With up to 12 inches of snow possible coming our way over the next 24 hours to 36 hours it's just a reminder that the month of March can bring some pretty severe winter storms.  And probably none was worse than the blizzard of 1888 that killed more than 400 people and dumped as much as 55 inches of snow in some areas. New York City ground to a halt in the face of huge snow drifts and strong winds. 

The day before it was sunny with temperatures in the 50’s, but then cold Arctic air collided with moist air from the Gulf of Mexico.  As the temperature plunged, heavy rain turned to heavy snow and winds reached hurricane-strength. Winds gusted to 86 miles an hour in New York City creating a complete whiteout.

Drifts reached the second story of some buildings. New York’s elevated trains were blocked by snow drifts stranding thousands. People below put up ladders to rescue them. Telegraph lines, water mains and gas lines were also above ground then and couldn’t stand up to the winds and snow. Communications between Boston, New York, Philadelphia and Washington were knocked because of snapped telephone and telegraph lines.

Mark Twain was in New York at the time and was stranded at his hotel for days. 200 people were killed in New York City alone. Thousands of wild and farm animals froze to death.

All up and down the Atlantic coast, hundreds of boats were sunk in the high winds and waves. New York City ended up with 40 inches of snow; New Haven, Connecticut, 45 inches; Troy, New York, was hit by 55 inches of snow over 3 days.

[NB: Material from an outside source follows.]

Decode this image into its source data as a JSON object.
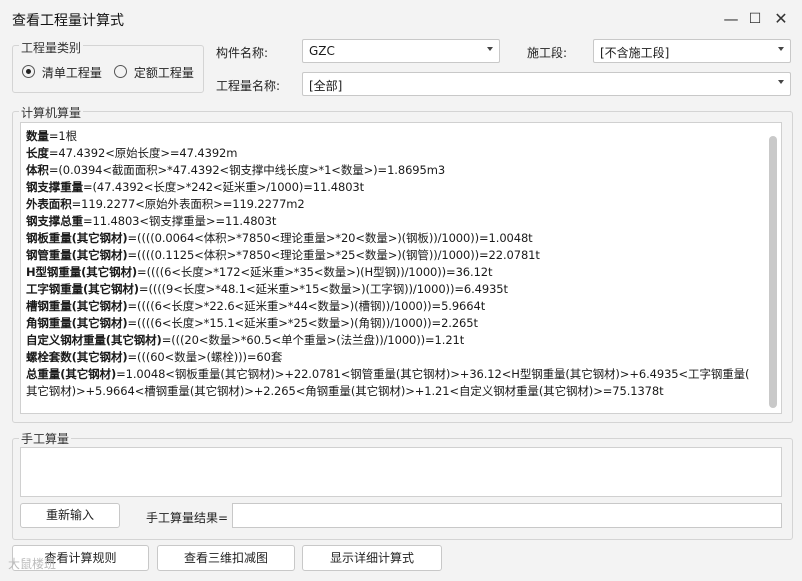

As a result of the storm officials realized the dangers of above-ground telegraph, water and gas lines and moved them below ground. Same with the trains in New York City. The Great Blizzard of ’88 began on this date, March 11, 1888.